Tax-Efficient Planning Strategies for Art Collectors by Lewis Kevelson, CPA
Posted on January 09, 2020
Art collectors who accumulate artwork over their lifetimes tend to have limited interest in selling any of the pieces in their collections, according to a recent study conducted by UBS. Instead, most collectors develop an emotional attachment to the artwork they acquire and prefer to display their collections in their homes for their own personal enjoyment. When this is the case, collectors may not consider what will become of their collections after they pass away or how those pieces will impact their taxable estates and family members after death. Absent any advance planning, an art collection will become a part of a decedent’s estate, at which time, it may be subject to significant estate taxes and forced sales to raise cash needed to settle IRS and other debt obligations. Moreover, heirs may not have the same attraction to or passion for the art as the original collector.
The changes to U.S. income and estate taxes brought about by the Tax Cuts and Jobs Act (TCJA) in 2017 have required taxpayers to rethink existing strategies for wealth preservation and tax efficiency, especially for high-net-worth collectors who spent significant time and dollars amassing collections of highly valuable art and other appreciable assets, including classic cars and vintage wines.
On the positive side, the new law nearly doubles the federal estate & gift tax exemption, which allows individual taxpayers to exclude up to $11.58 million from a 40 percent estate and gift tax in 2020. With some general planning, married couples can exclude up to $23.16 from estate and gift tax in 2020. However, this favorable provision of the law is set to expire by 2026, at which time the estate and gift exemption will return to its pre-2018 level of $5.49 million.
Proceeds from sales of artwork held for one year or more continue to be subject to long-term capital gains tax at a rate of 28 percent, plus a 3.8 percent surtax on net investment income (NII). Art held for less than one year is subject to income tax at the taxpayer’s ordinary income rate plus the 3.8 NII tax, which can result in a total top rate of 40.8 percent.
Tax-Efficient Planning for Art Collections
Although the higher gift and estate exemptions under the TCJA are set to expire in 2026, upcoming elections and future tax legislation can change this to an earlier date. Thus, tax-savvy collectors should be planning now to take advantage of the currently generous estate and gift exemptions.
Following are just some of the strategies collectors may want to consider in the current year to manage their collections and plan for passing those legacies onto future generations.
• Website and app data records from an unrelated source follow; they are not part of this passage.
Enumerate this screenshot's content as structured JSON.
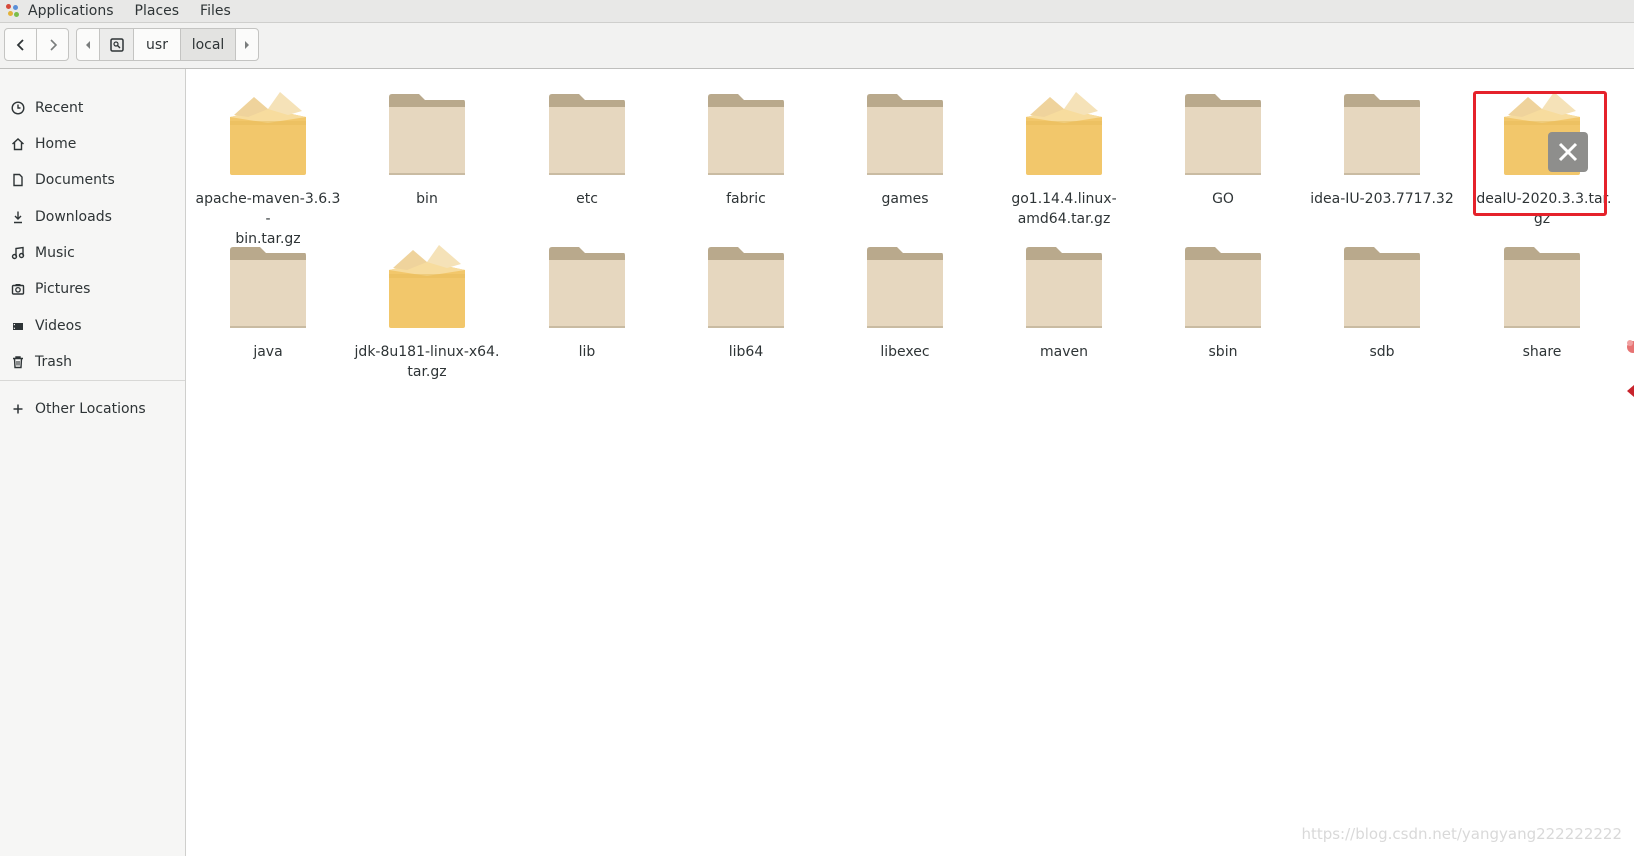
{
  "topbar": {
    "menus": [
      "Applications",
      "Places",
      "Files"
    ]
  },
  "pathbar": {
    "segments": [
      "usr",
      "local"
    ]
  },
  "sidebar": {
    "items": [
      {
        "label": "Recent",
        "icon": "clock-icon"
      },
      {
        "label": "Home",
        "icon": "home-icon"
      },
      {
        "label": "Documents",
        "icon": "document-icon"
      },
      {
        "label": "Downloads",
        "icon": "download-icon"
      },
      {
        "label": "Music",
        "icon": "music-icon"
      },
      {
        "label": "Pictures",
        "icon": "camera-icon"
      },
      {
        "label": "Videos",
        "icon": "video-icon"
      },
      {
        "label": "Trash",
        "icon": "trash-icon"
      }
    ],
    "other_locations": "Other Locations"
  },
  "files": [
    {
      "name": "apache-maven-3.6.3-bin.tar.gz",
      "line1": "apache-maven-3.6.3-",
      "line2": "bin.tar.gz",
      "kind": "archive"
    },
    {
      "name": "bin",
      "line1": "bin",
      "line2": "",
      "kind": "folder"
    },
    {
      "name": "etc",
      "line1": "etc",
      "line2": "",
      "kind": "folder"
    },
    {
      "name": "fabric",
      "line1": "fabric",
      "line2": "",
      "kind": "folder"
    },
    {
      "name": "games",
      "line1": "games",
      "line2": "",
      "kind": "folder"
    },
    {
      "name": "go1.14.4.linux-amd64.tar.gz",
      "line1": "go1.14.4.linux-",
      "line2": "amd64.tar.gz",
      "kind": "archive"
    },
    {
      "name": "GO",
      "line1": "GO",
      "line2": "",
      "kind": "folder"
    },
    {
      "name": "idea-IU-203.7717.32",
      "line1": "idea-IU-203.7717.32",
      "line2": "",
      "kind": "folder"
    },
    {
      "name": "idealU-2020.3.3.tar.gz",
      "line1": "idealU-2020.3.3.tar.",
      "line2": "gz",
      "kind": "archive"
    },
    {
      "name": "java",
      "line1": "java",
      "line2": "",
      "kind": "folder"
    },
    {
      "name": "jdk-8u181-linux-x64.tar.gz",
      "line1": "jdk-8u181-linux-x64.",
      "line2": "tar.gz",
      "kind": "archive"
    },
    {
      "name": "lib",
      "line1": "lib",
      "line2": "",
      "kind": "folder"
    },
    {
      "name": "lib64",
      "line1": "lib64",
      "line2": "",
      "kind": "folder"
    },
    {
      "name": "libexec",
      "line1": "libexec",
      "line2": "",
      "kind": "folder"
    },
    {
      "name": "maven",
      "line1": "maven",
      "line2": "",
      "kind": "folder"
    },
    {
      "name": "sbin",
      "line1": "sbin",
      "line2": "",
      "kind": "folder"
    },
    {
      "name": "sdb",
      "line1": "sdb",
      "line2": "",
      "kind": "folder"
    },
    {
      "name": "share",
      "line1": "share",
      "line2": "",
      "kind": "folder"
    }
  ],
  "colors": {
    "highlight": "#e5222b",
    "folder_body": "#e6d7bf",
    "folder_tab": "#b9a98c",
    "archive_body": "#f2c76b"
  },
  "watermark": "https://blog.csdn.net/yangyang222222222"
}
- Obtain an updated appraisal of the collection to understand how it can impact your overall estate-tax picture. Pay special attention to your estimated estate-tax exposure and if you have enough existing liquidity to settle the estate tax that is due nine months after a collector passes away.
- Discuss the collection with your family members to determine if they have any interest in continuing to manage the collection after the collector’s death. Based on the TCJA, a collector with no previous gifting activity can pass up to $11.58 million of their collection tax-free to family members. A husband and wife can jointly gift up to $23.16 million to heirs. As part of the gift-planning process, collectors should locate original documentation to help support the artwork’s history and income-tax cost basis. A tax accountant can help to determine the cost basis when the collector did not acquire the property directly.
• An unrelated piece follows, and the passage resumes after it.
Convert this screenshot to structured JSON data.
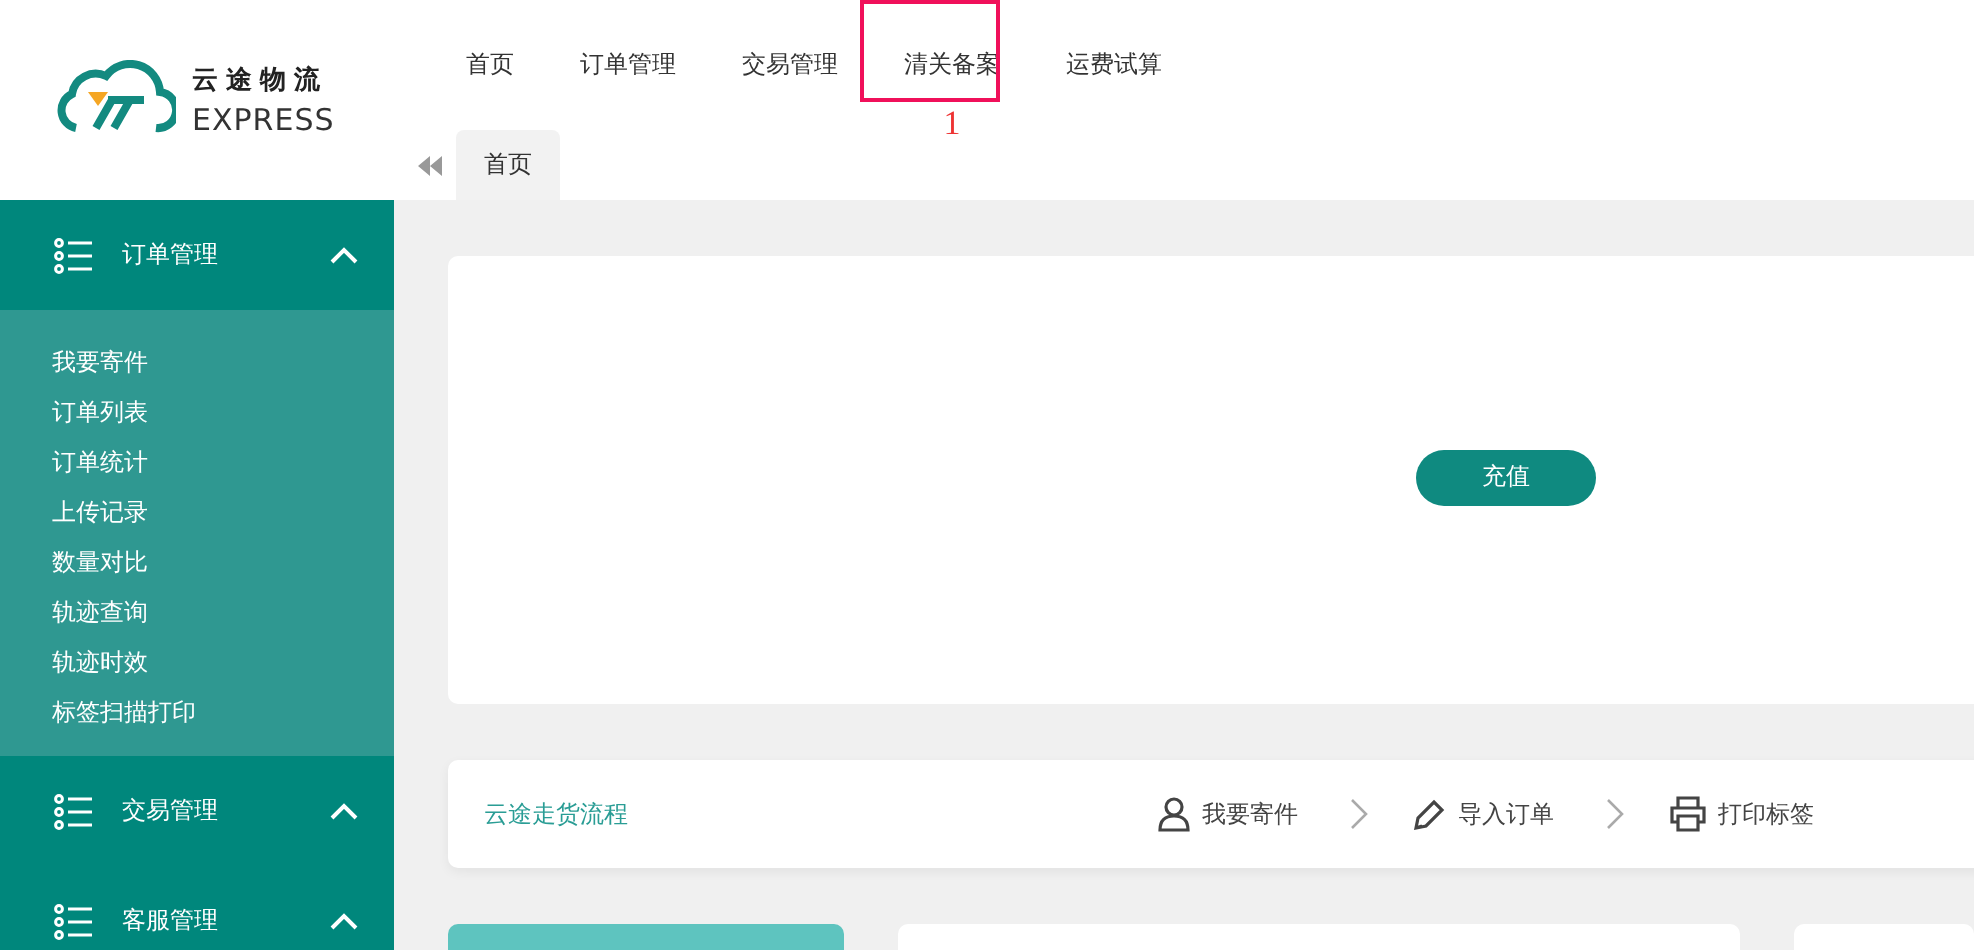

- Consider the benefits of gifting the collection to a museum or a not-for-profit charity that can display the donated artwork as part of its permanent collection. A charitable gift generates current-year income-tax deductions for collectors without using up any of their individual $11.58 lifetime exemptions.
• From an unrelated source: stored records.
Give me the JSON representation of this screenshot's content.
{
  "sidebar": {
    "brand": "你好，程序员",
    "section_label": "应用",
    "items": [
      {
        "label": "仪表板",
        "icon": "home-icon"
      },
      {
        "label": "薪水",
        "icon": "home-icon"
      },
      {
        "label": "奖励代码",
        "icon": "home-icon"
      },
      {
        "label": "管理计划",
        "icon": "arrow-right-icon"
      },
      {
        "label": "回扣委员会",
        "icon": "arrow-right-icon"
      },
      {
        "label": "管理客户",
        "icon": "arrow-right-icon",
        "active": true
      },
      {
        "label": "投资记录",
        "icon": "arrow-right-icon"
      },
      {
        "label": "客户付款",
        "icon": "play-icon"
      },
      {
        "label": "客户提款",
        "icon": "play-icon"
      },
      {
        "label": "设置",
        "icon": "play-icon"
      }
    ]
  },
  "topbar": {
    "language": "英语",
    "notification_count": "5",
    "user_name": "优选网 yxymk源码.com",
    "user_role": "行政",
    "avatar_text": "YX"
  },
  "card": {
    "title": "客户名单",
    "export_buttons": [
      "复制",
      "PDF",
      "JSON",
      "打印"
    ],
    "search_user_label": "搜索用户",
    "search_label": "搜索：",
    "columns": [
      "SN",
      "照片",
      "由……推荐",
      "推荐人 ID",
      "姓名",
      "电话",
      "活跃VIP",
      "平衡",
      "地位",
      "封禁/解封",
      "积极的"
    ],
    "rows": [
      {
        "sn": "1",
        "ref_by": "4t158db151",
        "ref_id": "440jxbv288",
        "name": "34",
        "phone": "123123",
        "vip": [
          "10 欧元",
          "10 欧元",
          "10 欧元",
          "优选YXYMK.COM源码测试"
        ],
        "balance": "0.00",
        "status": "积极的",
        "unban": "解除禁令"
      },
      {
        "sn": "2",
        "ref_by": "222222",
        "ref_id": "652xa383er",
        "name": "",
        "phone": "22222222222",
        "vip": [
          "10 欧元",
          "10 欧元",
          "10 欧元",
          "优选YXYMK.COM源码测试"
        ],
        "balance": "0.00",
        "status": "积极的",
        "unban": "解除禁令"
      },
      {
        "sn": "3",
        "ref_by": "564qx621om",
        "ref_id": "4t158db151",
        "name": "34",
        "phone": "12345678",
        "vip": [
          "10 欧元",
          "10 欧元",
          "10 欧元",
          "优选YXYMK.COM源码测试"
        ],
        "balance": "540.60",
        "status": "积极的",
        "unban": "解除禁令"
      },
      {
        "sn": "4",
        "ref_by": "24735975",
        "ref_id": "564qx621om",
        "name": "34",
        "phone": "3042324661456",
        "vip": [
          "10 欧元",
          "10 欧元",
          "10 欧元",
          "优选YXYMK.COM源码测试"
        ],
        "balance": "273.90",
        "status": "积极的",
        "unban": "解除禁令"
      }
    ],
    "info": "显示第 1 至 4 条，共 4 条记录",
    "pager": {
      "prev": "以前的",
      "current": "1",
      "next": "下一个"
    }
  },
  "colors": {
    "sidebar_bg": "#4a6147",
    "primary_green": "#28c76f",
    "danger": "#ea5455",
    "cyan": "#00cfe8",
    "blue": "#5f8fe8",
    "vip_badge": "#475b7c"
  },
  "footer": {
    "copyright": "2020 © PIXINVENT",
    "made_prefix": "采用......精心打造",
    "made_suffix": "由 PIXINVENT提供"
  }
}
- Consider selling less-favorable pieces now to avoid a liquidity problem for your estate (and heirs) in the future. However, recognize that a sale in the current year will result in immediate federal income tax liabilities as well as state-level tax obligations, depending where the collector lives.
- Consider establishing your own private museum to keep your collection intact. This planning strategy is most appropriate for large collections in which the collector has the means to support the high, annual fixed costs of managing and maintaining a private museum. There are a number of other estate-planning strategies to help collectors reduce the impact of state taxes. For example, an elderly collector with a taxable estate can structure a transaction to transfer the collection to his or her heirs during life in exchange for an annual annuity payment. The annuity would be designed to terminate upon the death of the collector and help to protect the collection from being included in the collector’s post-mortem estat
Planning for the orderly transfer of a collection takes significant time and resources under the guidance of experienced financial advisors and tax accountants. Moreover, it is critical that collectors communicate their wishes and plans to future generations so that the collection can be properly dealt with at the time of the collector’s passing.
About the Author: Lewis Kevelson, CPA, is a director with Berkowitz Pollack Brant’s International Tax practice, where he helps high-net-worth families, entrepreneurs and business owners structure transactions to comply with domestic and international tax matters while building and preserving wealth. He can be reached at the firm’s West Palm Beach, Fla., office at (561) 361-2050 or firstname.lastname@example.org.
Information contained in this article is subject to change based on further interpretation of tax laws and subsequent guidance issued by the Internal Revenue Service.